The town is already planning a renovation of the Community Center and the shelter would be incorporated into those plans. Councilwoman Cathy Magarelli pointed out a fundraiser under way to help defray costs.
People can purchase a brick with their name to be placed on the building. Information is available at woodstockny.org; the Town Clerk’s office at 45 Comeau Drive or at the Community Center. The town’s Emergency Management Committee will discuss the matter at its April meeting.
Town Supervisor Jeremy Wilber was shocked when he opened his personal electric bill and found it more than doubled his last one. He told the Town Board and public on Tuesday that the town’s bills have gone up the same amount.
The brutal cold this winter has resulted in a spike in electric usage. Central Hudson told Wilber that this increased demand was combined with a rise in the cost of natural gas, which is used to generate much of the area’s electricity. The higher gas costs result in even higher electric bills.
“If you haven’t read your electric bill yet, then good. You’ve been prepared,” Wilber said.
Wilber said he’ll need to see how this spike in electric costs will affect the water and sewer budgets. Rate hikes aren’t out of the question after a mid-year review, he cautioned.
Other departments, such as highway, have a bit more wiggle room, Wilber said. Maybe some potholes don’t get patched.
Councilman Ken Panza noted a representative from NYSERDA (New York State Energy Research and Development Authority) will be on hand at the Town Board’s next business meeting to explain energy efficiency programs available to the town.
Return To Sender
The town clerk’s frustration over lost tax bills uncovered a new era in the way our Post Office handles local mail and may prove problematic for the future.
Town Clerk Jackie Earley told the Town Board Tuesday that she’s fielded calls and inquires from residents who want to know what happened to their tax bills and other important town correspondence.
While not getting your tax bill is no excuse for nonpayment, Earley said people deserve to know how much their bill is so they can accommodate it in their budget.
“Not only is the mail getting delayed, it’s getting lost,” Earley said.
Drop a letter in the mailbox for a fellow Woodstocker and it should get handled locally, right?
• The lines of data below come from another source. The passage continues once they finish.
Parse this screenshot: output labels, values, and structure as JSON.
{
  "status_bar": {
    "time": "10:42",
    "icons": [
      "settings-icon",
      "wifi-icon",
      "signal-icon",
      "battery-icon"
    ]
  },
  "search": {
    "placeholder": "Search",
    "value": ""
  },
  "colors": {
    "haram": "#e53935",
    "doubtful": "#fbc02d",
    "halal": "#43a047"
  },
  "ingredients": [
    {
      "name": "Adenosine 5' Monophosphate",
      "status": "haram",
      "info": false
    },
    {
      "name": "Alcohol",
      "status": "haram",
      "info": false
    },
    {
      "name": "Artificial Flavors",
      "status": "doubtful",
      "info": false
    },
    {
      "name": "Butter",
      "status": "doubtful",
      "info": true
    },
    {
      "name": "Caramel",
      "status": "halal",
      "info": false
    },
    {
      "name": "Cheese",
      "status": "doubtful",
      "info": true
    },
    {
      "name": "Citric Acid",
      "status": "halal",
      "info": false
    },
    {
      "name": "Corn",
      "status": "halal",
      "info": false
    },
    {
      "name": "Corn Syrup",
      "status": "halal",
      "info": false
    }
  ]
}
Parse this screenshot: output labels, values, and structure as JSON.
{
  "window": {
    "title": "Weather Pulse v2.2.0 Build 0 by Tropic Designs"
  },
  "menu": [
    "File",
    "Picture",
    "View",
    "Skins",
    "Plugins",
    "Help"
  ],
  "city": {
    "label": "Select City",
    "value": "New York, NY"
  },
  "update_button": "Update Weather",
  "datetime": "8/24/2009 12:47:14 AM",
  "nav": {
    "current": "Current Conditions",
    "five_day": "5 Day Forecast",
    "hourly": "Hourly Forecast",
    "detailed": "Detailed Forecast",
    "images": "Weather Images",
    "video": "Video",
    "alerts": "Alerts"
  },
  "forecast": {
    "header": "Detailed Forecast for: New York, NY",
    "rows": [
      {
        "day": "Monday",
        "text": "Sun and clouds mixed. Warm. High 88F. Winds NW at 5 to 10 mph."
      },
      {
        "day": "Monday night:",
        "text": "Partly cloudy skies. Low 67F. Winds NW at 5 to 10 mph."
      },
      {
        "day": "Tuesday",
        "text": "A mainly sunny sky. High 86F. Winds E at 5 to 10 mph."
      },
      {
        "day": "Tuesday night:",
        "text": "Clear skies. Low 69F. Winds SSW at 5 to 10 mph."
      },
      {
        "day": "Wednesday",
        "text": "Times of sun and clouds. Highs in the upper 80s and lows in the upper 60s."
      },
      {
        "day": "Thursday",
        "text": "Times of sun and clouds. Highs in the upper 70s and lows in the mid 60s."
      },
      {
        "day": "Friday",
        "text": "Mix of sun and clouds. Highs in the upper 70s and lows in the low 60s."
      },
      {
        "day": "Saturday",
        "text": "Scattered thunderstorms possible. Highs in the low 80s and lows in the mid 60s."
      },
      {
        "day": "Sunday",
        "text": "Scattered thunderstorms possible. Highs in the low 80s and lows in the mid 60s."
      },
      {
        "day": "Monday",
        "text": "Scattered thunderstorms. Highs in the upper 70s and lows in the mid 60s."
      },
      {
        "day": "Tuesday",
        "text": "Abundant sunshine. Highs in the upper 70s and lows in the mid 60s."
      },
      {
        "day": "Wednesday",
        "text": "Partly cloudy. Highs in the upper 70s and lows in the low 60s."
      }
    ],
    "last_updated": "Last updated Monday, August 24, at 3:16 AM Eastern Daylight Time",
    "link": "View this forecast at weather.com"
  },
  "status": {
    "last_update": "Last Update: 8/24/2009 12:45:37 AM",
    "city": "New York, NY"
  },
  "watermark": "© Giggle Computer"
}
Not so anymore, Earley discovered.
Initially, Woodstock mail was sorted at the Woodstock Post Office. At some point, that mail was sent to Kingston to be sorted, then that was changed to Poughkeepsie.
Now, even if you send a letter next door, it ends up all the way up in Albany before it is sent back to Woodstock, she discovered.
Earley’s office is just now getting mail back marked “unable to forward” that had gone out in December.
In the past, something as simple as an address not showing through an envelope window was solved by a postal clerk giving it a light tap on the table. Now, they’re sending it back.
She asks that residents be patient as the town is trying to work with the Post Office on a solution.
“It’s absolutely crazy,” she said.
of a resolution at a later date.
Those interested in joining the celebration committee can contact the town offices at 45 Comeau Drive, Woodstock, Samuels said.